Central = squamous, large-cell, small-cell

peripheral = adenocarcinomas


Where do lung carcinomas metastasize?

- Liver
- Brain
- Bone
- Adrenals


What are the clinical signs of lung cancer?

- bronchial irritation/obstruction
wheezing, dyspnea, hemoptysis

- local extension into the mediastinum or pleural cavity
atelectasis, dysphagia

- distant mets
HSM, neurologic symptoms, Addisons

- systemic effects
weight loss, anorexia, malaise


What are the common paraneoplastic syndromes caused by lung carcinoma?

PTH >> hypercalcemia
ACTH >> Cushing's

ADH >> hyponatremia


Compare pneumothorax and hydrothorax.

pneumothorax = air in the pleural cavity

hydrothorax = fluid in pleural cavity


Explain the pathogenesis of pleuritis.

Hallmark = exudate

bacterial pneumo >> fibrinous/purulent
viral >> serous
TB >> serous or fibrinous, NO PMNs
heart failure/edema >> transudate


What is mesothelioma?

rare malignant tumor of the pleura

*often r/t asbestos
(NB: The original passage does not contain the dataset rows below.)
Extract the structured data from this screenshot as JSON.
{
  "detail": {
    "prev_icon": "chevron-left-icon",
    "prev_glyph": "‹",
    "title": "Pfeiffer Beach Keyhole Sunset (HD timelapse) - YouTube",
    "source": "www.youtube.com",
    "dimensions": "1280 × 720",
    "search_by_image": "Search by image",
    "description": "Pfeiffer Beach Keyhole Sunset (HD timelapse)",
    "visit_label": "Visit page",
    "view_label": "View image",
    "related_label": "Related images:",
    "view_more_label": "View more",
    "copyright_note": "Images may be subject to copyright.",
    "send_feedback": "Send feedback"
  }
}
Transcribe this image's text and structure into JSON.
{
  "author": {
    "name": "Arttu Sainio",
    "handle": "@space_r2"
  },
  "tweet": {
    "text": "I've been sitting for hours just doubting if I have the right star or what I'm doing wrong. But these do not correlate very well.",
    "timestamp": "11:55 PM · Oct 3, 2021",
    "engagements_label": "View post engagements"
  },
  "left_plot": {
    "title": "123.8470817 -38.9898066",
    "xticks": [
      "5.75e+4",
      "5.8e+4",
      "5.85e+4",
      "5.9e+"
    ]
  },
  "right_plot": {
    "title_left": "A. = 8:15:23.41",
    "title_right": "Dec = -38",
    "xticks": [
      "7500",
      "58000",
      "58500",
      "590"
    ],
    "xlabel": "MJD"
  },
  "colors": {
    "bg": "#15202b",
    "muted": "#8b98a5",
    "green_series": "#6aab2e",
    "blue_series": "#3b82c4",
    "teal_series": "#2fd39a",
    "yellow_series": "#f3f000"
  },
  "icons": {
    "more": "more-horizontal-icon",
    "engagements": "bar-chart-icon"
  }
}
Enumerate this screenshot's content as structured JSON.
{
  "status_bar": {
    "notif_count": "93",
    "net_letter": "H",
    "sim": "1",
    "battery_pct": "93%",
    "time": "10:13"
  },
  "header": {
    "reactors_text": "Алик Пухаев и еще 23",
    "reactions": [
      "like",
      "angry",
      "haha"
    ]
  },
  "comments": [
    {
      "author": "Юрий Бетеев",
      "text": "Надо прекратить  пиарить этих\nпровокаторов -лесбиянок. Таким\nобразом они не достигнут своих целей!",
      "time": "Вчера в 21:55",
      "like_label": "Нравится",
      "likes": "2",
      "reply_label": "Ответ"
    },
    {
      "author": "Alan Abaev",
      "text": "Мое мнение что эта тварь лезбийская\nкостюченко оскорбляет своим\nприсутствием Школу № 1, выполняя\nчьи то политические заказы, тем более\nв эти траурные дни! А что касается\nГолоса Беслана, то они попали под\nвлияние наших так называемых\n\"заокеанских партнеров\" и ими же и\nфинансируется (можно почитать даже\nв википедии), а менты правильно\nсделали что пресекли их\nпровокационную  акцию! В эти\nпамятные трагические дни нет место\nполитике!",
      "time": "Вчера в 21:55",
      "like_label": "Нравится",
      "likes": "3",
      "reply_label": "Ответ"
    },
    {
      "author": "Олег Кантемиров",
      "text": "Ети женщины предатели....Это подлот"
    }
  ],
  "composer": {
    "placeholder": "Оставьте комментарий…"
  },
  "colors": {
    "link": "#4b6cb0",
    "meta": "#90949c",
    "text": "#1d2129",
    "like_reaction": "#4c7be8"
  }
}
What makes interstitial pneumonia unique?

Interstitial . . . inflammation affects the alveolar septa and does not result in exudation of PMNs into the alveolar lumen. Also viruses that cause interstitial pneumonia attach to respiratory epithelial cells >> cell necrosis = "reticular pattern" on x-ray


How is pneumonia diagnosed?

- x-ray

- sputum studies

- peripheral blood studies


What are some unique features of TB?

- acid-fast bacillus (Ziehl-Neelsen)

- TB does NOT attract PMNs, but forms granulomas

- Ghon complex = parenchymal focus and hilar lymph node lesion 

- Ghon complex = central caseous necrosis surrounded by epithelioid cells, multinucleated giant cells, lymphocytes


What is the defnition of chronic bronchitis?

excessive production of tracheobronchial mucus causing cough and expectoration for at least 3 months during 2 consecutive years.